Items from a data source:
+---+

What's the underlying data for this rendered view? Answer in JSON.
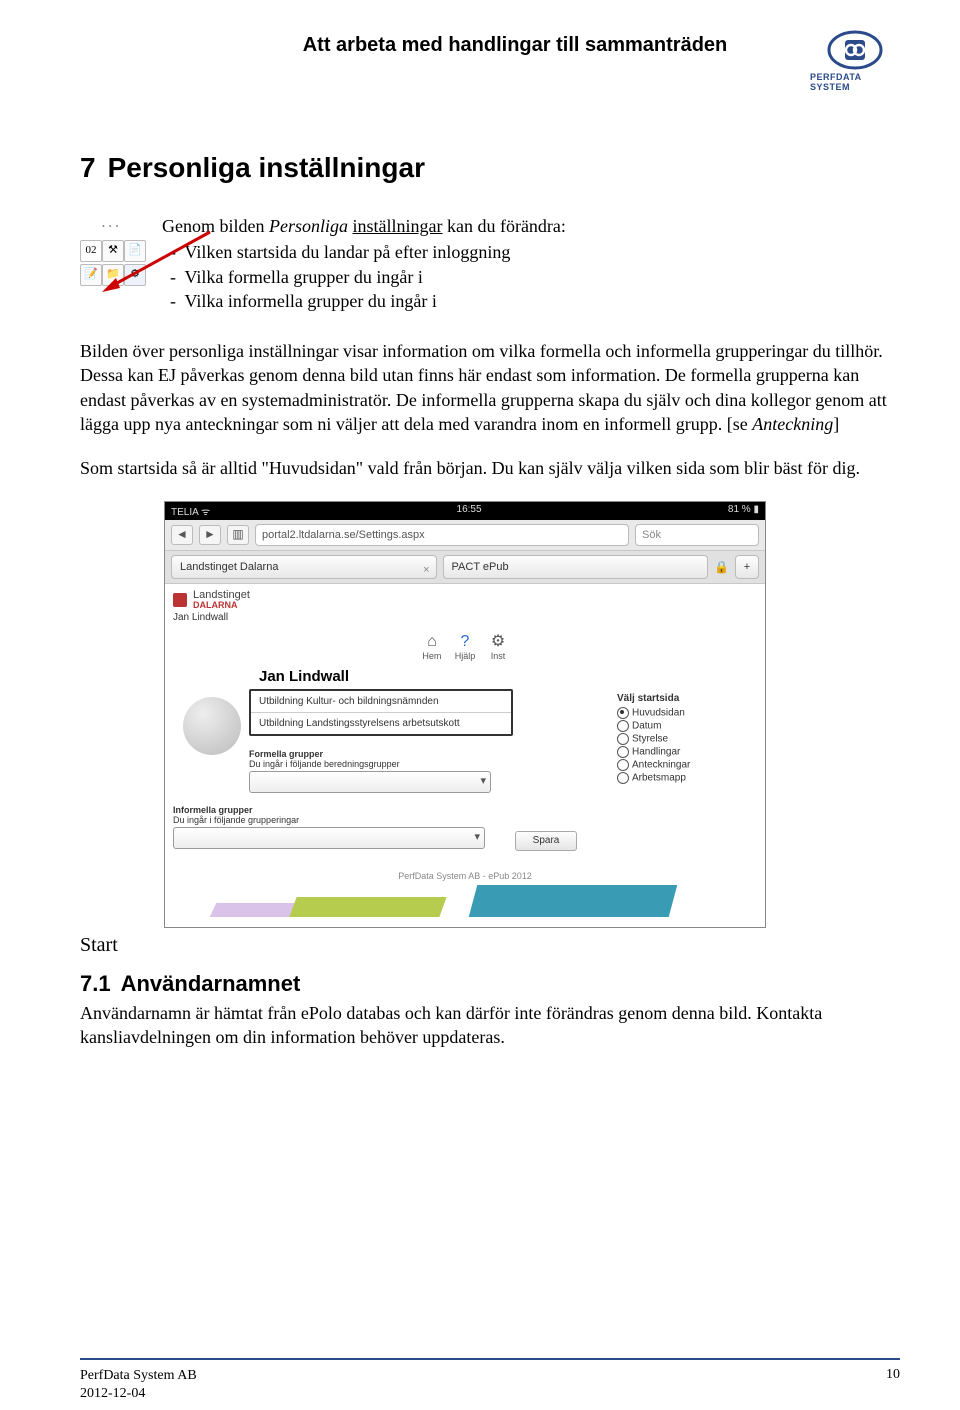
{
  "header": {
    "title": "Att arbeta med handlingar till sammanträden",
    "logo_text": "PERFDATA SYSTEM"
  },
  "section": {
    "number": "7",
    "title": "Personliga inställningar"
  },
  "intro": {
    "lead_prefix": "Genom bilden ",
    "lead_italic": "Personliga ",
    "lead_underline": "inställningar",
    "lead_suffix": " kan du förändra:",
    "bullets": [
      "Vilken startsida du landar på efter inloggning",
      "Vilka formella grupper du ingår i",
      "Vilka informella grupper du ingår i"
    ]
  },
  "para1_a": "Bilden över personliga inställningar visar information om vilka formella och informella grupperingar du tillhör. Dessa kan EJ påverkas genom denna bild utan finns här endast som information. De formella grupperna kan endast påverkas av en systemadministratör. De informella grupperna skapa du själv och dina kollegor genom att lägga upp nya anteckningar som ni väljer att dela med varandra inom en informell grupp. [se ",
  "para1_em": "Anteckning",
  "para1_b": "]",
  "para2": "Som startsida så är alltid \"Huvudsidan\" vald från början. Du kan själv välja vilken sida som blir bäst för dig.",
  "screenshot": {
    "status_left": "TELIA ᯤ",
    "status_time": "16:55",
    "status_right": "81 % ▮",
    "url": "portal2.ltdalarna.se/Settings.aspx",
    "search_placeholder": "Sök",
    "tab1": "Landstinget Dalarna",
    "tab2": "PACT ePub",
    "brand_top": "Landstinget",
    "brand_bottom": "DALARNA",
    "brand_user": "Jan Lindwall",
    "nav": {
      "hem": "Hem",
      "hjalp": "Hjälp",
      "inst": "Inst"
    },
    "profile_name": "Jan Lindwall",
    "formella_label": "Formella grupper",
    "formella_sub": "Du ingår i följande beredningsgrupper",
    "popup_options": [
      "Utbildning Kultur- och bildningsnämnden",
      "Utbildning Landstingsstyrelsens arbetsutskott"
    ],
    "startsida_label": "Välj startsida",
    "radios": [
      "Huvudsidan",
      "Datum",
      "Styrelse",
      "Handlingar",
      "Anteckningar",
      "Arbetsmapp"
    ],
    "informella_label": "Informella grupper",
    "informella_sub": "Du ingår i följande grupperingar",
    "save_label": "Spara",
    "footer_credit": "PerfData System AB - ePub 2012"
  },
  "start_label": "Start",
  "subsection": {
    "number": "7.1",
    "title": "Användarnamnet"
  },
  "para3": "Användarnamn är hämtat från ePolo databas och kan därför inte förändras genom denna bild. Kontakta kansliavdelningen om din information behöver uppdateras.",
  "footer": {
    "company": "PerfData System AB",
    "date": "2012-12-04",
    "page": "10"
  }
}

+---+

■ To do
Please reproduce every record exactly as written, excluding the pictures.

■ Exercise answer
What's the underlying data for this rendered view? Answer in JSON.
{
  "header": {
    "title": "Att arbeta med handlingar till sammanträden",
    "logo_text": "PERFDATA SYSTEM"
  },
  "section": {
    "number": "7",
    "title": "Personliga inställningar"
  },
  "intro": {
    "lead_prefix": "Genom bilden ",
    "lead_italic": "Personliga ",
    "lead_underline": "inställningar",
    "lead_suffix": " kan du förändra:",
    "bullets": [
      "Vilken startsida du landar på efter inloggning",
      "Vilka formella grupper du ingår i",
      "Vilka informella grupper du ingår i"
    ]
  },
  "para1_a": "Bilden över personliga inställningar visar information om vilka formella och informella grupperingar du tillhör. Dessa kan EJ påverkas genom denna bild utan finns här endast som information. De formella grupperna kan endast påverkas av en systemadministratör. De informella grupperna skapa du själv och dina kollegor genom att lägga upp nya anteckningar som ni väljer att dela med varandra inom en informell grupp. [se ",
  "para1_em": "Anteckning",
  "para1_b": "]",
  "para2": "Som startsida så är alltid \"Huvudsidan\" vald från början. Du kan själv välja vilken sida som blir bäst för dig.",
  "screenshot": {
    "status_left": "TELIA ᯤ",
    "status_time": "16:55",
    "status_right": "81 % ▮",
    "url": "portal2.ltdalarna.se/Settings.aspx",
    "search_placeholder": "Sök",
    "tab1": "Landstinget Dalarna",
    "tab2": "PACT ePub",
    "brand_top": "Landstinget",
    "brand_bottom": "DALARNA",
    "brand_user": "Jan Lindwall",
    "nav": {
      "hem": "Hem",
      "hjalp": "Hjälp",
      "inst": "Inst"
    },
    "profile_name": "Jan Lindwall",
    "formella_label": "Formella grupper",
    "formella_sub": "Du ingår i följande beredningsgrupper",
    "popup_options": [
      "Utbildning Kultur- och bildningsnämnden",
      "Utbildning Landstingsstyrelsens arbetsutskott"
    ],
    "startsida_label": "Välj startsida",
    "radios": [
      "Huvudsidan",
      "Datum",
      "Styrelse",
      "Handlingar",
      "Anteckningar",
      "Arbetsmapp"
    ],
    "informella_label": "Informella grupper",
    "informella_sub": "Du ingår i följande grupperingar",
    "save_label": "Spara",
    "footer_credit": "PerfData System AB - ePub 2012"
  },
  "start_label": "Start",
  "subsection": {
    "number": "7.1",
    "title": "Användarnamnet"
  },
  "para3": "Användarnamn är hämtat från ePolo databas och kan därför inte förändras genom denna bild. Kontakta kansliavdelningen om din information behöver uppdateras.",
  "footer": {
    "company": "PerfData System AB",
    "date": "2012-12-04",
    "page": "10"
  }
}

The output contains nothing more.